The number of diseases and clinical situations for which a chest radiograph may be indicated is so large that an ex-haustive listing of individual indications is prohibitive. As a general rule, however, conventional radiographs should be obtained for any patient with symptoms suggesting dis-ease of the heart, lungs, mediastinum, or chest wall. In ad-dition, a chest radiograph is indicated for patients with systemic diseases that have a high likelihood of secondary involvement of those structures. Examples of the former are pneumonia and congestive heart failure and of the lat-ter are a primary extrathoracic neoplasm and connective tissue disease.
In an acutely ill patient, the portable chest radiograph is an invaluable tool for monitoring the patient’s car-diopulmonary status. These radiographs are also used for monitoring of life-support hardware, such as central venous access catheters, nasogastric tubes, and endotra-cheal tubes.
Fluoroscopy provides real-time imaging of the chest. Flu-oroscopy may be used to evaluate the motion of the di-aphragm in a patient with suspected diaphragmatic paralysis. A paralyzed hemidiaphragm has sluggish motion as the pa-tient breathes, and as the patient takes in a quick breath of air, it moves paradoxically upward as the normal hemidi-aphragm moves downward (“sniff test”). Fluoroscopy and fluoroscopically positioned spot images are also useful for identification of calcification within a pulmonary nodule, within coronary arteries, or within cardiac valves. Fluoro-scopic guidance can also be used for percutaneous transtho-racic needle biopsy of lung masses.
Because the three dimensions of the thorax are captured on a single two-dimensional chest radiograph, superimposi-tion of structures within the thorax may result in confusing shadows. Because CT provides images without this overlap, it is frequently used to clarify confusing shadows identified on conventional radiographs (Table 4-1). These examina-tions are also used to detect disease that is occult because of small size or a hidden position. Because of its wider range of density discrimination, CT can demonstrate mediastinal and chest wall abnormalities earlier than is possible with conventional chest radiography. Abnormalities of hilar structures can be identified on CT scans because of the de-creased overlap of the complex structures of the hilum. CT scans of the chest are routinely ordered for oncology pa tients, both for evaluation of the extent of disease at presen-tation and for monitoring response to therapy or progres-sion of disease. CT is useful for evaluation of the lungparenchyma, as thin sections (1 to 2 mm thick) reveal great anatomic detail. Thin-section CT (or high-resolution CT [HRCT]) may enable detection of occult pulmonary parenchymal disease and may be used for following the course of known pulmonary disease (Table 4-2). HRCT is especially useful in the diagnosis of interstitial lung diseases. Additionally, CT angiography (CTA) of the chest is particu-larly useful for the evaluation of vascular pathology as well as pulmonary embolus (Table 4-3). Because intravenous contrast material can be administered, vascular structures may be evaluated and the technique may be useful in pa-tients with aortic dissection, aortic aneurysm, and superior vena caval obstruction. Because the cost of CT is approxi-mately 10 to 20 times that of a PA and lateral chest radi-ograph, CT is not practical for monitoring the course of diseases on a daily basis.

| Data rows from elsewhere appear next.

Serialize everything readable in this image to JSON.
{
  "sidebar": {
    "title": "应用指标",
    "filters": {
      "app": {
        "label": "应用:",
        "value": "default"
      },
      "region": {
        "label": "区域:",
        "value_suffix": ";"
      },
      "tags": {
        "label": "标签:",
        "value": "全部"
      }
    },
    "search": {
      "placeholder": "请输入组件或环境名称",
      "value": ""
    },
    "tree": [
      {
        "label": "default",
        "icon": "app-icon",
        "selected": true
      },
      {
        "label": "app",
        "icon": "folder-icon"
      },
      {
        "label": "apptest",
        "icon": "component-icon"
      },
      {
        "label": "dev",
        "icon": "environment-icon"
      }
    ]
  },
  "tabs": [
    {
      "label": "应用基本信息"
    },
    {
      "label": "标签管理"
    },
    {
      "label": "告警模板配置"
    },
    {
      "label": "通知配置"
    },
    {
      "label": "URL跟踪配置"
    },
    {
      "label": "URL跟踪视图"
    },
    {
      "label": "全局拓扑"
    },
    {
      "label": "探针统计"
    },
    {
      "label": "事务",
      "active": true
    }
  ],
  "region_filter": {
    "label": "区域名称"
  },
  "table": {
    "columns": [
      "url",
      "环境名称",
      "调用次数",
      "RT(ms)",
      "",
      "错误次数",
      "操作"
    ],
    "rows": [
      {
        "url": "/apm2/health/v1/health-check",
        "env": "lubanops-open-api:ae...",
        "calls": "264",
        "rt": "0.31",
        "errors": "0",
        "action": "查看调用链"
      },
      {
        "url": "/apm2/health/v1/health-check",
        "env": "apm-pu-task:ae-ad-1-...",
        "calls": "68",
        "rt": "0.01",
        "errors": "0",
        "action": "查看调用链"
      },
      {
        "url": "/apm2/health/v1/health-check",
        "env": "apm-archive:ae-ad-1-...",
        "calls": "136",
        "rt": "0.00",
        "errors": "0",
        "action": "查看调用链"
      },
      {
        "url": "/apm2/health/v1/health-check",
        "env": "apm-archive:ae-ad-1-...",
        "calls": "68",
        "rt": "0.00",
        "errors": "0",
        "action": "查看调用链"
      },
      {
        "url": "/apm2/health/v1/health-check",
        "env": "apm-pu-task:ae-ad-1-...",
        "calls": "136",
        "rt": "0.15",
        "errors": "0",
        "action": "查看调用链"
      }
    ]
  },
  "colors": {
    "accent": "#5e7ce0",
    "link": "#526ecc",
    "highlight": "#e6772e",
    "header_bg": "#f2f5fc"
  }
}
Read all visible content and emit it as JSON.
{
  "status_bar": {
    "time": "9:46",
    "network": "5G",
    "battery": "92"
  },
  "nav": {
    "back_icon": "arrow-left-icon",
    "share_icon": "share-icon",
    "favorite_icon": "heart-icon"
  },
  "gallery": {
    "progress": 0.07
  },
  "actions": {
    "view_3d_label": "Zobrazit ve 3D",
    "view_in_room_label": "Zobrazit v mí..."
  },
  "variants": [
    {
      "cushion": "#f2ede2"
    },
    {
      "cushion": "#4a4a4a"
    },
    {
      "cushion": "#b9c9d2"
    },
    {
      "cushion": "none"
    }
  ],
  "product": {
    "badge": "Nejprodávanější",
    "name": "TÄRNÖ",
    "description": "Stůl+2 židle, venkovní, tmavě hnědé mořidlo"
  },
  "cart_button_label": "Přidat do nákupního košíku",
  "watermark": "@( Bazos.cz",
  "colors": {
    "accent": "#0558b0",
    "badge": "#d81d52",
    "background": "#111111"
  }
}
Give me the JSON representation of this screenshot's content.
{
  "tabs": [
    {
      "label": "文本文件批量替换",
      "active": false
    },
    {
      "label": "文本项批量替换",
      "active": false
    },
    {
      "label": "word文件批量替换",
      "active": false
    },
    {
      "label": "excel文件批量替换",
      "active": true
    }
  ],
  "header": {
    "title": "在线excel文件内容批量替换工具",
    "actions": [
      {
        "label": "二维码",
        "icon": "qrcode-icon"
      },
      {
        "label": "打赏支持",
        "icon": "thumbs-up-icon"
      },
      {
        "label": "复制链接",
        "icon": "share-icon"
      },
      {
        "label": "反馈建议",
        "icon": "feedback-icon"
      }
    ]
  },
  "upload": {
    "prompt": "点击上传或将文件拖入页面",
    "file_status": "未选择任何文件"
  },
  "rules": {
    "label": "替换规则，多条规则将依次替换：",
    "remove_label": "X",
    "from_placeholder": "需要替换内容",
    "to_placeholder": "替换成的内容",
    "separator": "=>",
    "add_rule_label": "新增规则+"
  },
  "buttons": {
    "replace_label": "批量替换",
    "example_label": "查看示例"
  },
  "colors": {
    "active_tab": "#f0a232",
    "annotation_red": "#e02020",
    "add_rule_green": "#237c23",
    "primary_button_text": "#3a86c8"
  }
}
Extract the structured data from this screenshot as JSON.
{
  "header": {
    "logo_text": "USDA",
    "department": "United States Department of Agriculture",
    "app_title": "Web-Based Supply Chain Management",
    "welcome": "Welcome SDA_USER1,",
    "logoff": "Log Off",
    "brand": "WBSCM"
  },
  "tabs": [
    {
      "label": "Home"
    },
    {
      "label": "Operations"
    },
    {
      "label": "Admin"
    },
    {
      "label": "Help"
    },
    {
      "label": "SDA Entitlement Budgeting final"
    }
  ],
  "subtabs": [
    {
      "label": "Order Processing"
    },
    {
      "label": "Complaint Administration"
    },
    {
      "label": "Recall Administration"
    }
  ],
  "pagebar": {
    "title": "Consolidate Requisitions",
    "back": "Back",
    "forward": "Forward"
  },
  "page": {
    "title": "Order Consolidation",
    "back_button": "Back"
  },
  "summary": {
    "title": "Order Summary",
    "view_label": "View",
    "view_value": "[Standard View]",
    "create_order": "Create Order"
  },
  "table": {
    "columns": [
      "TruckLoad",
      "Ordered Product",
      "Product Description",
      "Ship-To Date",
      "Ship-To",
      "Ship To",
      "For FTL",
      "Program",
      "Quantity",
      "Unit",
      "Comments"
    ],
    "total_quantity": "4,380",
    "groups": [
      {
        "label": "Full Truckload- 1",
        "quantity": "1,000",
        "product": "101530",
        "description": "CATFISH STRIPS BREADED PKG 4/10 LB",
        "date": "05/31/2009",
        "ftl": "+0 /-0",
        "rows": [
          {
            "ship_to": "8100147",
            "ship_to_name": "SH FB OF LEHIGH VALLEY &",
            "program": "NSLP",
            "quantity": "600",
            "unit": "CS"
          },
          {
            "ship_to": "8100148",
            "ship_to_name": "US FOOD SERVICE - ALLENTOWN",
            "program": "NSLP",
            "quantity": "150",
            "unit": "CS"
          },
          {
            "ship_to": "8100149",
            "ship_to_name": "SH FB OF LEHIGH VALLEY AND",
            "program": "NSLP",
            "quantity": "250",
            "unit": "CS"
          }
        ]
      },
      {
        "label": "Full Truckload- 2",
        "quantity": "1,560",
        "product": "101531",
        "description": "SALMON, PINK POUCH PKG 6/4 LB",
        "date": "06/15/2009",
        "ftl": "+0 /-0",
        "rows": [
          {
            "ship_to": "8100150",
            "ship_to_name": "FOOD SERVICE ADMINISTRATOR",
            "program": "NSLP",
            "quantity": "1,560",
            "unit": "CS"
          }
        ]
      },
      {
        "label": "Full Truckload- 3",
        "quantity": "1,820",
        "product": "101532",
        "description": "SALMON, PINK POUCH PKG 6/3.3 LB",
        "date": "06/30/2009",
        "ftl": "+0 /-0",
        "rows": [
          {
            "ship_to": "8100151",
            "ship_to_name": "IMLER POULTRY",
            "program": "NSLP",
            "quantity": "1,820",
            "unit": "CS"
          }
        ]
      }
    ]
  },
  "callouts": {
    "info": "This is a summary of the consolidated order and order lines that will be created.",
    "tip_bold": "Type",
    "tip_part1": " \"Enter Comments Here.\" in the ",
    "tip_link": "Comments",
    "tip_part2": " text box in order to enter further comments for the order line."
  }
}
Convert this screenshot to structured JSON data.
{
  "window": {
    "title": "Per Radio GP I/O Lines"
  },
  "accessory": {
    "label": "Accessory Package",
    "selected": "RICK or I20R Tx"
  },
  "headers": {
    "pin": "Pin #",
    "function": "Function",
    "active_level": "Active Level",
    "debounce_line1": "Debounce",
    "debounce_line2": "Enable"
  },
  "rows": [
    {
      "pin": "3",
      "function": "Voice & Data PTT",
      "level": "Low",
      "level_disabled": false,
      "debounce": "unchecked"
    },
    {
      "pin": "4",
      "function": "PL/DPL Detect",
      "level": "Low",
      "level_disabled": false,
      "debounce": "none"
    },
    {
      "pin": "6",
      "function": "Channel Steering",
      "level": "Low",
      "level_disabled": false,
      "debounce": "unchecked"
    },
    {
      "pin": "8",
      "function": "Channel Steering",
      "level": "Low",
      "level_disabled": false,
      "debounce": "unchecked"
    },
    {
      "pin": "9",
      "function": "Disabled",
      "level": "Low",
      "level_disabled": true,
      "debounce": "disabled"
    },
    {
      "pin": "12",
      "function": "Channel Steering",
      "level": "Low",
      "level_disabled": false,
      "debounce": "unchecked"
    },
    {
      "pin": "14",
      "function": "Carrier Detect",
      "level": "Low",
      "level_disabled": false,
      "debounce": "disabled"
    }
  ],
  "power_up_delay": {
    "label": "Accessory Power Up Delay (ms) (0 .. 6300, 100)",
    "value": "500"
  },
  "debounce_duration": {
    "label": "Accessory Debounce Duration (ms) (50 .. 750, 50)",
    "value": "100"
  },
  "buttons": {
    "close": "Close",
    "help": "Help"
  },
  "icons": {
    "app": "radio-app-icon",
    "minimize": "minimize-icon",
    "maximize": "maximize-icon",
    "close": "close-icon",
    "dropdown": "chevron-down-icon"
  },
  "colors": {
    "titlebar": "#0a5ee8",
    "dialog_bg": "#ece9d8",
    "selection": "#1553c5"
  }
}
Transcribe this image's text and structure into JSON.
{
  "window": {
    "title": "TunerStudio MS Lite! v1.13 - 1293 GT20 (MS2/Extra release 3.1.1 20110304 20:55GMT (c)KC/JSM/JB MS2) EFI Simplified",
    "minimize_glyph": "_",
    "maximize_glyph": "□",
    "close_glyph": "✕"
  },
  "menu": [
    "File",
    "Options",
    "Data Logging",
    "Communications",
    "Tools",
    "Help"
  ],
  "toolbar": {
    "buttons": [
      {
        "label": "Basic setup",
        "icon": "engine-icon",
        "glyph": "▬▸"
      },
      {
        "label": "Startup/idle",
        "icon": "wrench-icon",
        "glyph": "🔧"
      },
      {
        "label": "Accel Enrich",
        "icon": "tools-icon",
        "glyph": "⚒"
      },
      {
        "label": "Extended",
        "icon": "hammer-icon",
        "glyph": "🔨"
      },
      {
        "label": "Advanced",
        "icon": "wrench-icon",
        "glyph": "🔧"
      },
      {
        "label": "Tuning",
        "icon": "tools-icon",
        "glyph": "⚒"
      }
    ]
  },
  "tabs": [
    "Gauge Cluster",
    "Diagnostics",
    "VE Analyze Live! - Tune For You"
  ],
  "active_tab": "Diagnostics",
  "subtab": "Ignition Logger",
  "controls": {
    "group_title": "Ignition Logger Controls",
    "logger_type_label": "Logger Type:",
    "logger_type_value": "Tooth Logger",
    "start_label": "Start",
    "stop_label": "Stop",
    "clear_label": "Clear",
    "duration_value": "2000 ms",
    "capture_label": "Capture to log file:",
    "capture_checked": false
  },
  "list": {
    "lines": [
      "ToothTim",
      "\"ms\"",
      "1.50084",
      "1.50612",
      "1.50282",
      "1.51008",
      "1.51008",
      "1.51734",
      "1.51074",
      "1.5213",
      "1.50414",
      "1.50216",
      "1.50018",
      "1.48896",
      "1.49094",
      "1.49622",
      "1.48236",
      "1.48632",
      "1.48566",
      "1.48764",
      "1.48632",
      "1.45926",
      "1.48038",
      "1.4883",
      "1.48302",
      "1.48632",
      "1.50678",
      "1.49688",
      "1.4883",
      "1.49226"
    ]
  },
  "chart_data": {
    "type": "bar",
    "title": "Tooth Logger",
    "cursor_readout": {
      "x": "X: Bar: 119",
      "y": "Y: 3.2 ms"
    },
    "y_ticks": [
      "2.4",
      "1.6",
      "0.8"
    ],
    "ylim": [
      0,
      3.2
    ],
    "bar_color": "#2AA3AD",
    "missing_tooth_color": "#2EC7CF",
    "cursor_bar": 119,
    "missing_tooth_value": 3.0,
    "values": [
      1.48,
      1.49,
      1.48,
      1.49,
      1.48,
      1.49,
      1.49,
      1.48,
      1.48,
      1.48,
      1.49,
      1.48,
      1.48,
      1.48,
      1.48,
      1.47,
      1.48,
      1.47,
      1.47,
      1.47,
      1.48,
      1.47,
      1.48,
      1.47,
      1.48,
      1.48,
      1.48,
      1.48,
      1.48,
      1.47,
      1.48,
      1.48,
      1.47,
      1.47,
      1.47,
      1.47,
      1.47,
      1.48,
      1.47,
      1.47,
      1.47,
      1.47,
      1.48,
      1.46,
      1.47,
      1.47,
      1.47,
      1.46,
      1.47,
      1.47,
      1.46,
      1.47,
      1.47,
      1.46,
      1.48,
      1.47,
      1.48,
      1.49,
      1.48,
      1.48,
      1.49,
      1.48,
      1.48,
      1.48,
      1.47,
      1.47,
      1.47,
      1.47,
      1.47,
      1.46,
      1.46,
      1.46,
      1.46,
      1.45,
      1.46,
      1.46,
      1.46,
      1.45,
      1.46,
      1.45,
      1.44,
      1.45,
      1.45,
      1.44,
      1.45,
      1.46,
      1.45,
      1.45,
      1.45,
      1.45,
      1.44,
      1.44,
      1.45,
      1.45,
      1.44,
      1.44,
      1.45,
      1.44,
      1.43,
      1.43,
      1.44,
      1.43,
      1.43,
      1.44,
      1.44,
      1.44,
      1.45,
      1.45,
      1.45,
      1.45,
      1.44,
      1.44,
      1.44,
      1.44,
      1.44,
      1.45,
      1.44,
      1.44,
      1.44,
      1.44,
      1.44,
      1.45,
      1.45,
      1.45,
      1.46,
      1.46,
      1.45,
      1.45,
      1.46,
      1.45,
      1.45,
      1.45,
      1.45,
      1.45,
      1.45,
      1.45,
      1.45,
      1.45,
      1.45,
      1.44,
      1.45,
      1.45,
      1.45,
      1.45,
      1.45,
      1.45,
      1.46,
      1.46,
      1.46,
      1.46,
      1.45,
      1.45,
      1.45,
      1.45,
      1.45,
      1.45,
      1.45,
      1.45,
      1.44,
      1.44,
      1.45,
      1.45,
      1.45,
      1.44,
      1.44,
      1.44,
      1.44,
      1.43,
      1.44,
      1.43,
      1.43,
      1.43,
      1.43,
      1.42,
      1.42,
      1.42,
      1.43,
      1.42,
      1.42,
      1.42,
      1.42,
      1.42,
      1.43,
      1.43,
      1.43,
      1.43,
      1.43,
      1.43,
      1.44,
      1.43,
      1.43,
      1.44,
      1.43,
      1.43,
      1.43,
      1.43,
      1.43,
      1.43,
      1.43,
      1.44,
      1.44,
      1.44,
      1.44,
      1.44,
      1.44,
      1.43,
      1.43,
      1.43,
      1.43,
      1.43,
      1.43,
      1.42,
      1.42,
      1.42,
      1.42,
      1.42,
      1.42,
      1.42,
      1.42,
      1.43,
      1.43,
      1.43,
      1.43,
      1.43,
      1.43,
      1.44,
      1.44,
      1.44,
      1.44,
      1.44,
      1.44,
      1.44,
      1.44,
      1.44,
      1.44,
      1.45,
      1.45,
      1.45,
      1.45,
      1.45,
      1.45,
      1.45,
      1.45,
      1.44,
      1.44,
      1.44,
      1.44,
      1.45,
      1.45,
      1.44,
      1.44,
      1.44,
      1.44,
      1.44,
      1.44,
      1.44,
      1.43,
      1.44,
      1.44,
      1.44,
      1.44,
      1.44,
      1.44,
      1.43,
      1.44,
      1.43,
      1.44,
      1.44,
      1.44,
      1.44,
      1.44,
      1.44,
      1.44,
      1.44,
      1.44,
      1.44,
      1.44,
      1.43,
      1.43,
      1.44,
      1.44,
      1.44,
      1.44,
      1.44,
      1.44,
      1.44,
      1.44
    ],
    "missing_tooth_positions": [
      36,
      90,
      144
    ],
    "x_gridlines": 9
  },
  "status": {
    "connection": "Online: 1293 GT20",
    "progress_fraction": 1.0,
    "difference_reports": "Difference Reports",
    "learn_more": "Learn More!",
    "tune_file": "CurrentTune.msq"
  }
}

The diseases and situations for which nuclear medicine techniques are helpful are determined for the most part by the radioactive tracer, and these have been outlined in the technique section (Table 4-4).
MR imaging of the thorax is most commonly used for car-diovascular imaging, but there are indications for MR imag-ing in mediastinal and pulmonary parenchymal imaging as well (Table 4-5). MR is helpful when bronchogenic carcinoma is suspected of invading vascular structures, including the cardiac chambers, pulmonary arteries and veins, and the superior vena cava. In a patient with suspected Pancoast’s (superior sulcus) tumor (Figure 4-9), MR imaging is pre-ferred to CT because of the ability to obtain images in coronal and sagittal planes. The apex of the lung can be difficult to evaluate on axial images alone because of partial-volume effects.
Ultrasonography is useful for imaging the soft tissues of the chest wall, heart, and pericardium, as well as fluid collec-tions within the pleural space. Large, mobile pleural effusions are usually aspirated without sonographic guidance, because these collect predictably within dependent areas of the tho-rax. On the other hand, loculated pleural fluid collections may be difficult to aspirate without guidance, and the most appropriate entrance site may be marked with sonography for easier access. Ultrasonography has been used for guidance for biopsy of peripheral lung lesions as well.